Yom Rivii, 1 Elul 5774
Wednesday, 27 August 2014
Death & Mourning

by Rabbi Alexandra Wright

"Man's days are as grass; he blossoms like a flower of the field. For the wind passes over it and it is gone, and its place knows it no more." All religions come to terms with the mortality of human beings in their own way. For some, it is the prime concern of their spiritual exploration; for others, such as Judaism, it is a matter on which little time is spent. This is because, underpinning the vast structure of Jewish law and thought, there lies the strong belief that this world, this life, this tangible existence is the experience to which we must address our energies; the next life, with all its uncertainties, is not for too much speculation.

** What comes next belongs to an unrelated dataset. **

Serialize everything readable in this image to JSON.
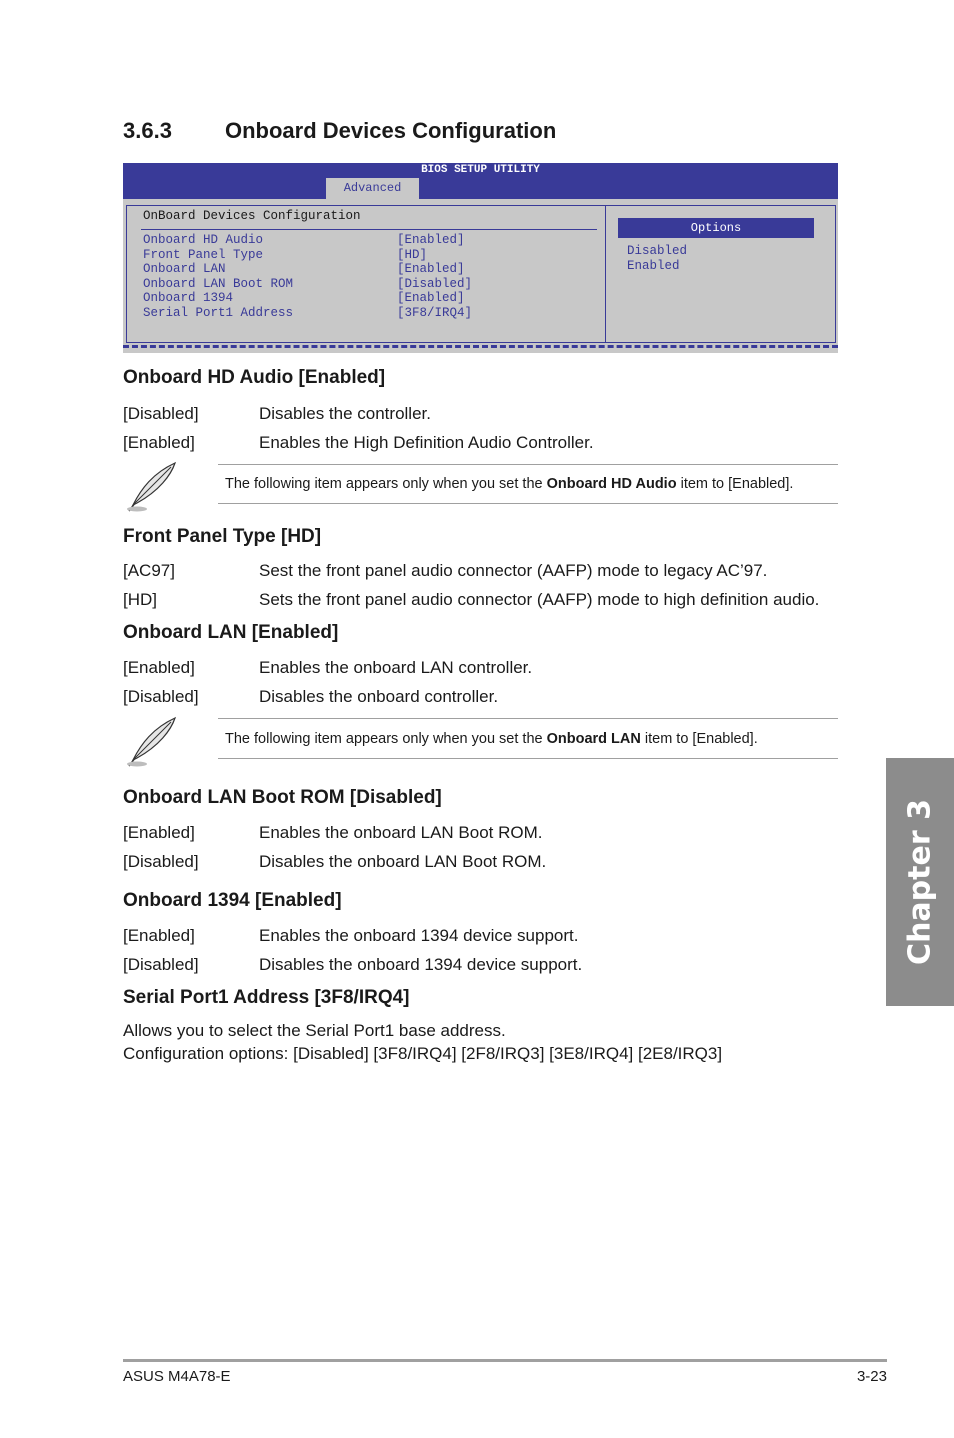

With this attitude firmly entrenched, Jewish law makes admirable provision for those who mourn, whilst the person who is dying receives somewhat less attention in the traditional sources.  Read more